  • Temperature rise: Temperature rise testing demonstrates that a filter, despite the increase in its temperature during operation, remains within a temperature range that is safe for the internal components and ensures a longer lifespan. Although safe for the components, the filter body temperature may not be safe for human touch. This must be considered while deciding the filter mounting location.
  • EMI Requirements: The EMI/emissions standards are equipment/system-level requirements. Filters are not required to meet these. The filter only helps equipment comply if it fails the test.
  • Agency Certifications: There are agency safety requirements that a filter must meet to be considered for use in any application. The most common ones are UL 1283, UL 60939, IEC 60939, CSA 22.2, etc. At a minimum, a filter must be designed to meet these standards, otherwise, the equipment will not pass the final safety testing. It is a good idea to select filters that have already been tested to these standards and carry safety agency approval marks such as UL recognition, CSA/cUL approval, ETL mark, IEC/Semko/VDE mark, etc. This will simplify the equipment safety approval process.
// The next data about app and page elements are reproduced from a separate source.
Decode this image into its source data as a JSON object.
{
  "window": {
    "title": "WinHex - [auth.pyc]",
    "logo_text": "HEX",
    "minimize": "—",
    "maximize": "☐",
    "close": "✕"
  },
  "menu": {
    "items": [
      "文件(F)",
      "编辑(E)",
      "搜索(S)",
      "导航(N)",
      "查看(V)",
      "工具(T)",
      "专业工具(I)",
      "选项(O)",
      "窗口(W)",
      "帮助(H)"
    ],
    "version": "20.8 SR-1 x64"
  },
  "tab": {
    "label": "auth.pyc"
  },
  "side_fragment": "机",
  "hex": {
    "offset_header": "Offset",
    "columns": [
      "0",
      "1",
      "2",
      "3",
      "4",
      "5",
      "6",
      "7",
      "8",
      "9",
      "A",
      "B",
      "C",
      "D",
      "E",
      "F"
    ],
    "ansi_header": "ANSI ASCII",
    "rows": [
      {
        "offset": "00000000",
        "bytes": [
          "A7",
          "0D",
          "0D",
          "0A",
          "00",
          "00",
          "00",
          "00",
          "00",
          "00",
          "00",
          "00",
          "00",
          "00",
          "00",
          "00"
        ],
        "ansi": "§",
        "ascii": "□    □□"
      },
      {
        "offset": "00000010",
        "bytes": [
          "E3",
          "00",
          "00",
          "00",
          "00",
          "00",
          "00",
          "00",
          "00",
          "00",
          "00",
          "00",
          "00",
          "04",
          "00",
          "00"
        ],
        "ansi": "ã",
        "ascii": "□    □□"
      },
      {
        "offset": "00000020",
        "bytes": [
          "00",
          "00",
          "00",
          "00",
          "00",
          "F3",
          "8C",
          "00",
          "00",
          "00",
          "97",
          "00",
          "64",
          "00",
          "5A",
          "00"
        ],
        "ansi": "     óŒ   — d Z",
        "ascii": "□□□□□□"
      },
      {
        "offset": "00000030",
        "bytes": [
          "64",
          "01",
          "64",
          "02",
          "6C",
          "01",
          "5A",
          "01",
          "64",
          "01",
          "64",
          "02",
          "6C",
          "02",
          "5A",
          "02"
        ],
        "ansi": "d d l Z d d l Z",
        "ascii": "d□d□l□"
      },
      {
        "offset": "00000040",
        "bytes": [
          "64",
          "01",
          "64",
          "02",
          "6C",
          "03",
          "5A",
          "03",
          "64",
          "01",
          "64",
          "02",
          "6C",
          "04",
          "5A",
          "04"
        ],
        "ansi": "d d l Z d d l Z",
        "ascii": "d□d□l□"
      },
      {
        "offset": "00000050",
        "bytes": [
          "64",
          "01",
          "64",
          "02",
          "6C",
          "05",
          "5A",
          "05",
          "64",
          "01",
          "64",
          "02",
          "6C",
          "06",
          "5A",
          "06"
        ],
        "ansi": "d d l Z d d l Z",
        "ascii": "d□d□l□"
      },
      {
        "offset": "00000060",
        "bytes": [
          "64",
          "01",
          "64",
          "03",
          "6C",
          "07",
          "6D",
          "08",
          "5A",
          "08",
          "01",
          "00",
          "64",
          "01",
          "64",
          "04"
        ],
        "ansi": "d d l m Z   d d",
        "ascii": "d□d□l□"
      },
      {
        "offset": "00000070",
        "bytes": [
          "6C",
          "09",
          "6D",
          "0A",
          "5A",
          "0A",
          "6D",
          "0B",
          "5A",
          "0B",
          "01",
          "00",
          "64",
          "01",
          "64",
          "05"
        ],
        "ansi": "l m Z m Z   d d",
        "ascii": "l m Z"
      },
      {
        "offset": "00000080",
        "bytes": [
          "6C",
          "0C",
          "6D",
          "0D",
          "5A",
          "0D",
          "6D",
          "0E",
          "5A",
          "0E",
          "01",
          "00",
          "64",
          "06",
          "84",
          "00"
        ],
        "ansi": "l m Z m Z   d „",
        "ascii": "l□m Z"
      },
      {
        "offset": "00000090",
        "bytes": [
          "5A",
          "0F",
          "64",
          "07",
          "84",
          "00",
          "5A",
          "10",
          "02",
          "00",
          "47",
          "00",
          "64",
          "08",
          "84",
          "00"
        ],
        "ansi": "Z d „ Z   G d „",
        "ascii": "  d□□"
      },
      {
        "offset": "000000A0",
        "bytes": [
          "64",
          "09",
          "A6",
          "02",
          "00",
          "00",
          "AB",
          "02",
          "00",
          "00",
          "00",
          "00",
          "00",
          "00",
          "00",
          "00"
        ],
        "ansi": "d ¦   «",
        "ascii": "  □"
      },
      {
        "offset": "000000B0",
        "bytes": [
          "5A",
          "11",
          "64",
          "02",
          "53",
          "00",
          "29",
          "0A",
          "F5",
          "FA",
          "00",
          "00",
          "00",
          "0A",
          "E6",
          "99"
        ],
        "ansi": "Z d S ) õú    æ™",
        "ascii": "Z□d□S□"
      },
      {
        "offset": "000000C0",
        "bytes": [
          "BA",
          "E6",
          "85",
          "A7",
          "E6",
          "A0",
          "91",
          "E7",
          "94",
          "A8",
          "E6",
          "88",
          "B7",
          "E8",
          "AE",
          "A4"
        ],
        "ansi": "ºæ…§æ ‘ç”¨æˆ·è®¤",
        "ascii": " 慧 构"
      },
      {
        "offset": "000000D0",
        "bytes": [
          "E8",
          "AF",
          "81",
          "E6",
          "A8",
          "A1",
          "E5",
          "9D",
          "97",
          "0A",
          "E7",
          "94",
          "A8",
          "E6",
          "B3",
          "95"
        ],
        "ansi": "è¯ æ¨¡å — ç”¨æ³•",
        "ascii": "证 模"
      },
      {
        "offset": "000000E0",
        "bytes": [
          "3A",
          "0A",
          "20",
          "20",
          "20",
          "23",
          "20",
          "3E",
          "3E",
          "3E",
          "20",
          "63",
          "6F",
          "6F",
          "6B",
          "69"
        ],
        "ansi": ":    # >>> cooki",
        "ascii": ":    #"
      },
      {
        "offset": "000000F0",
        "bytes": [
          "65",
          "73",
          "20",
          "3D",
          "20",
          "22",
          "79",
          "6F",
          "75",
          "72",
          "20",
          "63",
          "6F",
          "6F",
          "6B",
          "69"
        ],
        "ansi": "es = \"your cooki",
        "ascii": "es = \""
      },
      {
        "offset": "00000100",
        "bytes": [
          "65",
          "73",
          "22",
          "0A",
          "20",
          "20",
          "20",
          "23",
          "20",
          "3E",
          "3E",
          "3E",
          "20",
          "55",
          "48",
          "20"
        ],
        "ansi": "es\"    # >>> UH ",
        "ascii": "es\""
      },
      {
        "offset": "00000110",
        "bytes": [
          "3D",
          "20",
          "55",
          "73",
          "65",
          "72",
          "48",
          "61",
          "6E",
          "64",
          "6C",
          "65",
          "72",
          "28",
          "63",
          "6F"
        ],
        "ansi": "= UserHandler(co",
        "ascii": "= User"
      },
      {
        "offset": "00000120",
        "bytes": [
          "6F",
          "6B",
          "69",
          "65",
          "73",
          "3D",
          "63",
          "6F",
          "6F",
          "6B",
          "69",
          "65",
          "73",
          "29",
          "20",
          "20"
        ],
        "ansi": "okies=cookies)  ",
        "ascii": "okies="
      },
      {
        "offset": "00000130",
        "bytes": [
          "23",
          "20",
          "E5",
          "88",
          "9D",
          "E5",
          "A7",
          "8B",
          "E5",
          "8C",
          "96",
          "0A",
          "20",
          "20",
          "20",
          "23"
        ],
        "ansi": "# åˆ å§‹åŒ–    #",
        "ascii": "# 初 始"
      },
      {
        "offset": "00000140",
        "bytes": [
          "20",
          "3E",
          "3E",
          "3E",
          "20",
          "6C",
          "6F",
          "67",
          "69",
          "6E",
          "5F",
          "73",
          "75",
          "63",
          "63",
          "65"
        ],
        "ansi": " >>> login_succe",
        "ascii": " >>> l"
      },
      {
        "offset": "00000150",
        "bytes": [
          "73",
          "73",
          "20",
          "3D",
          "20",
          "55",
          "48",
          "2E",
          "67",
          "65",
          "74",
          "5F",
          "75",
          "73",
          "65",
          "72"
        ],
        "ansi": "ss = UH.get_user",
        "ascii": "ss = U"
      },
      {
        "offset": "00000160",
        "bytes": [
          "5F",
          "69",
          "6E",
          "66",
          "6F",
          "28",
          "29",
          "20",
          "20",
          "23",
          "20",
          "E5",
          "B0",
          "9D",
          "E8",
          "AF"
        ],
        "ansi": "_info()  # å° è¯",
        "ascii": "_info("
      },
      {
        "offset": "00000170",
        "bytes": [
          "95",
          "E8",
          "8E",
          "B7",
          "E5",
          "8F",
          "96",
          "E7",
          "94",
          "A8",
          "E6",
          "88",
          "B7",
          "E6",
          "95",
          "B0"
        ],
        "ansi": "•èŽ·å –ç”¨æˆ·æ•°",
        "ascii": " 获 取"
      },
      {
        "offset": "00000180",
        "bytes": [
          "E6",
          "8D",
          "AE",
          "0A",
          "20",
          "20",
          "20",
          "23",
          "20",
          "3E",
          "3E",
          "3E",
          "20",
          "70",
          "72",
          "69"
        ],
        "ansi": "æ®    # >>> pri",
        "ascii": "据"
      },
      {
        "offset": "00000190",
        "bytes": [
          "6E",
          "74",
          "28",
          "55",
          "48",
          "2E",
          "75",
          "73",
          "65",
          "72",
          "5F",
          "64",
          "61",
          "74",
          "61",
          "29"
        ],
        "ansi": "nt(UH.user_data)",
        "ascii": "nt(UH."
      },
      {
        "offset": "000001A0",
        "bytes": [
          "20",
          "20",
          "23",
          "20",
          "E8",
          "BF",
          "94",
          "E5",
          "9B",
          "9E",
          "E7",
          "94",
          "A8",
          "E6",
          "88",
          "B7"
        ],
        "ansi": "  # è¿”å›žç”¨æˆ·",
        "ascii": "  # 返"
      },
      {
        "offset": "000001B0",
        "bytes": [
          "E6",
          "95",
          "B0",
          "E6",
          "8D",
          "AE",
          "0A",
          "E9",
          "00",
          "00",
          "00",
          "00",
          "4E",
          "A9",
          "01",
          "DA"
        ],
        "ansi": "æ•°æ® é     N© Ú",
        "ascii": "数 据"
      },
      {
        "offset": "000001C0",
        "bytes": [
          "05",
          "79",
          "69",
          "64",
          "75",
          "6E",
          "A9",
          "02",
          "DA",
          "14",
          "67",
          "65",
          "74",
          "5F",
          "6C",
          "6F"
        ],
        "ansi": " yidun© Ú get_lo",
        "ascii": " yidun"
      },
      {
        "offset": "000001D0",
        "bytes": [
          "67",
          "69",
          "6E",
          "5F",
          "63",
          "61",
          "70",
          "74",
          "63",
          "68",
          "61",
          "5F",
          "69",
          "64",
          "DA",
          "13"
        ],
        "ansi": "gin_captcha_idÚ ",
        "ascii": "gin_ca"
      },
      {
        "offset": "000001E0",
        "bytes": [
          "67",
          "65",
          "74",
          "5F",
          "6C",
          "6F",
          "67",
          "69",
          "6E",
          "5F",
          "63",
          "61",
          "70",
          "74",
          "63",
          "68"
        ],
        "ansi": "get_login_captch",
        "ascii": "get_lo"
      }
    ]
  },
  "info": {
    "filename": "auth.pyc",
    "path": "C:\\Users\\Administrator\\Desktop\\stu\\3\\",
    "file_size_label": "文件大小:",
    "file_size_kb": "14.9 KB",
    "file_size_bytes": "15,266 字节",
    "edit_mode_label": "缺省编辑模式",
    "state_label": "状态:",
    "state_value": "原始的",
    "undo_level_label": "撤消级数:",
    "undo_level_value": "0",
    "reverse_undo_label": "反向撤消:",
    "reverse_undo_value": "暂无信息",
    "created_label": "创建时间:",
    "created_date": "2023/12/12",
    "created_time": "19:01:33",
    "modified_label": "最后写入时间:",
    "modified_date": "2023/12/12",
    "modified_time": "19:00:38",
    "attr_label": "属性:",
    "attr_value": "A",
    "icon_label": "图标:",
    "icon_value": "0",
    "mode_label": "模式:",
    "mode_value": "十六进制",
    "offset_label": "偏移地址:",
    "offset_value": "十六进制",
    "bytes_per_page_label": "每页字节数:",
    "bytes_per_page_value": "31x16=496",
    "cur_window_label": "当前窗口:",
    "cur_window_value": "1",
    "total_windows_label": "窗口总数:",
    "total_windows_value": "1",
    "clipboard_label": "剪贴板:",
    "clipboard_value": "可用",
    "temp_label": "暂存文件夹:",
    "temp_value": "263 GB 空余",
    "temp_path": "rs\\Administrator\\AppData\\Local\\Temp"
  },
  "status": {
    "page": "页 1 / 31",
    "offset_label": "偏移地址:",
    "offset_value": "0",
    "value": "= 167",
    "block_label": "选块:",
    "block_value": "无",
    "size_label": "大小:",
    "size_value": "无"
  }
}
Also, consider the filter placement carefully. Crosstalk is a common problem in system design, where noise crosses between wires or traces placed nearby or from the input side to the output side causing emissions failure. The designer should monitor this and other related issues during the design and testing processes.

Custom Solutions from Astrodyne TDI

Custom Solutions from Astrodyne TDI

The above selection guide serves as a baseline for how to select EMI or EMC filters, but it may not cover every possible scenario. There is always a possibility that an off-the-shelf solution may not meet all the application criteria. In these cases, custom solutions may become necessary. Whether you need assistance in determining how to find the best EMI filter for your application or are seeking a custom filter solution, Astrodyne TDI can help.

Astrodyne TDI provides durable and dependable EMI filters for a variety of applications including industrial, professional-grade appliances, medical, aerospace, semiconductor, and military. Whether you need specialized EMI filters for military or medical applications or cost-effective designs for an appliance, Astrodyne TDI has numerous quality options. We have a team of EMI filter engineers that can design an EMI filter to meet your specific requirements.

With more than 60 years of experience, Astrodyne TDI is a trusted manufacturer of high-quality EMI filters. Our customers count on us for quality products, unparalleled technical support, and custom product design. We work hard to create EMI filter designs that meet and exceed the industry standards and achieve the highest level of quality. Explore our selection of EMI filters if you're looking for an off-the-shelf solution or submit a quote request to get started on a custom EMI filter designed for your unique needs. For more information about custom and standard EMI filters from Astrodyne TDI and how to make your selection, contact us today.